Lessons for the future
Prof. Dr. Christoph Scherrer, professor of globalization and politics and director of the ICDD, stressed that factors influencing social and economic upgrading include perishability, mechanisation, foreign exchange, and nutritional importance. Upgrading does happen, but often just for smaller groups. Major hurdles exist for producers vis-à-vis players like international buyers, unless there is strong organising. Creating one’s own brand to access consumers more directly is one way to ensure upgrading, but it is costly and requires collective action. As for certification, it comes at a very high cost for smallholders and is not a guarantee for better prices. Thus, successful economic upgrading does not necessarily lead to a trickle down in better working conditions. Furthermore, there is a disconnect between product markets and the labour market, which has its own rules, follows the logic of supply and demand, and produces a system of power asymmetries. This power is embedded in a wide net of institutions. “It is the neoliberal historic bloc that allows these actors to exercise more power over smallholders. Therefore, collective action is a prerequisite to successful economic and social upgrading. Weak groups need more political support from stronger groups, who also have to raise awareness about the plight of smallholders,” Scherrer underlined.
Upgrading remains a “phantom” for too many
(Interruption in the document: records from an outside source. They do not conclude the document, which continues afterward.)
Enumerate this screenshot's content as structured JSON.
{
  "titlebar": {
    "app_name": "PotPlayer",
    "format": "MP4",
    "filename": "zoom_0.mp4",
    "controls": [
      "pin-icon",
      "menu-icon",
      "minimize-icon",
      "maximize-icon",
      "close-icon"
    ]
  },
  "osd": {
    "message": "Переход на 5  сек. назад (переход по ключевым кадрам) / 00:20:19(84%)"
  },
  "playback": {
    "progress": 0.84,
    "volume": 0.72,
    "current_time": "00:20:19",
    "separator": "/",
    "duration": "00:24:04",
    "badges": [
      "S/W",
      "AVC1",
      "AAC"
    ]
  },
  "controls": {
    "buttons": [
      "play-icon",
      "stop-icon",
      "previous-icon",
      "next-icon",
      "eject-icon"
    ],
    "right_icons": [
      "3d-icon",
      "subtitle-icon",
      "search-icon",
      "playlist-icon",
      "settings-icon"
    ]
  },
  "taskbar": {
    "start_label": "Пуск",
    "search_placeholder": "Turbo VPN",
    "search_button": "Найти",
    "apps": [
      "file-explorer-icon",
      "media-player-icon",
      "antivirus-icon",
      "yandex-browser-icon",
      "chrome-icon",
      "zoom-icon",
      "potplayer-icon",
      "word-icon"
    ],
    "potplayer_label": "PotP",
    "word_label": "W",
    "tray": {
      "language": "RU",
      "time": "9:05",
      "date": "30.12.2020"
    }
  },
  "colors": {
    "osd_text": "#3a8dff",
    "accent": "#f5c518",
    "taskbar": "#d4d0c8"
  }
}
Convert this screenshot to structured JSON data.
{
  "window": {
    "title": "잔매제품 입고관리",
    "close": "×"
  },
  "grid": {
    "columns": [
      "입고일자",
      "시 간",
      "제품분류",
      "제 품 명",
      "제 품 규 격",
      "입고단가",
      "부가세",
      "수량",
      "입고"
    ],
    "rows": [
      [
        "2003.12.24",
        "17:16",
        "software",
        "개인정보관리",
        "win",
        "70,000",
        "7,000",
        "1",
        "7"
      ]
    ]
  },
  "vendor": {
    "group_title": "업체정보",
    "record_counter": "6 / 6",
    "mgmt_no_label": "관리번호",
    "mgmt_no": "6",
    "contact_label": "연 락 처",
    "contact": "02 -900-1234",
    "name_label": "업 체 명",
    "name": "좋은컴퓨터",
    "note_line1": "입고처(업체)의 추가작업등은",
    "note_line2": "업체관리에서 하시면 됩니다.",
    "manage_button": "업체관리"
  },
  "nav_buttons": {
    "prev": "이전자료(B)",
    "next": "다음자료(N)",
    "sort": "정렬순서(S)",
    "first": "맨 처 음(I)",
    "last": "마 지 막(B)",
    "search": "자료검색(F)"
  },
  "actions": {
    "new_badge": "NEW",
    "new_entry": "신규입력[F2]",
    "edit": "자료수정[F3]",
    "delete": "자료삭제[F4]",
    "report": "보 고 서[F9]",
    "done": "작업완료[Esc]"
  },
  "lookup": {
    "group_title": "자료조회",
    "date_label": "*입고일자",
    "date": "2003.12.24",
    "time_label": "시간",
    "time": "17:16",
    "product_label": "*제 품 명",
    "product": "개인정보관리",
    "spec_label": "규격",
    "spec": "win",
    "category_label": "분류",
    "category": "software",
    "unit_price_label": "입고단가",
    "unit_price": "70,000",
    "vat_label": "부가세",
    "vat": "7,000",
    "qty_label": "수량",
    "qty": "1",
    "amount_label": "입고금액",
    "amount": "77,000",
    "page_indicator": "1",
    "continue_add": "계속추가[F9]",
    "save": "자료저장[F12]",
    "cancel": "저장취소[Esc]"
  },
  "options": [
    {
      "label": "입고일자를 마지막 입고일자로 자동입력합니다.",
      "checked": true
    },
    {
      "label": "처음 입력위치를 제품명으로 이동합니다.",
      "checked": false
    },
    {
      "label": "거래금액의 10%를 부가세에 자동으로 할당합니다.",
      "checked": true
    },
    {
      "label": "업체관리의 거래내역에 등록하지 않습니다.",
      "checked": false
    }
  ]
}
Prof. Praveen Jha, Professor of Economics at the Centre for Economic Studies and Planning (CESP) in India, placed the debate in the framework of value systems – a concept that explains who benefits and who controls trade and production. Two distinct paradigms are managerial one, driven by triumphalist mainstream economics, and secondly, there is alternative framework of political economy. The featured book is rooted in the latter approach, which explores power resources and asymmetric and collective action. Jha also identified the way the authors base their conceptual models in case studies and their findings as one of the main strengths of the book. He also encouraged to root discussions on global value chains with concepts of imperialism. He concluded that the book ultimately reminds us that there is still very little being accomplished in terms of upgrading for workers, and that upgrading remains a “phantom” for the majority of them.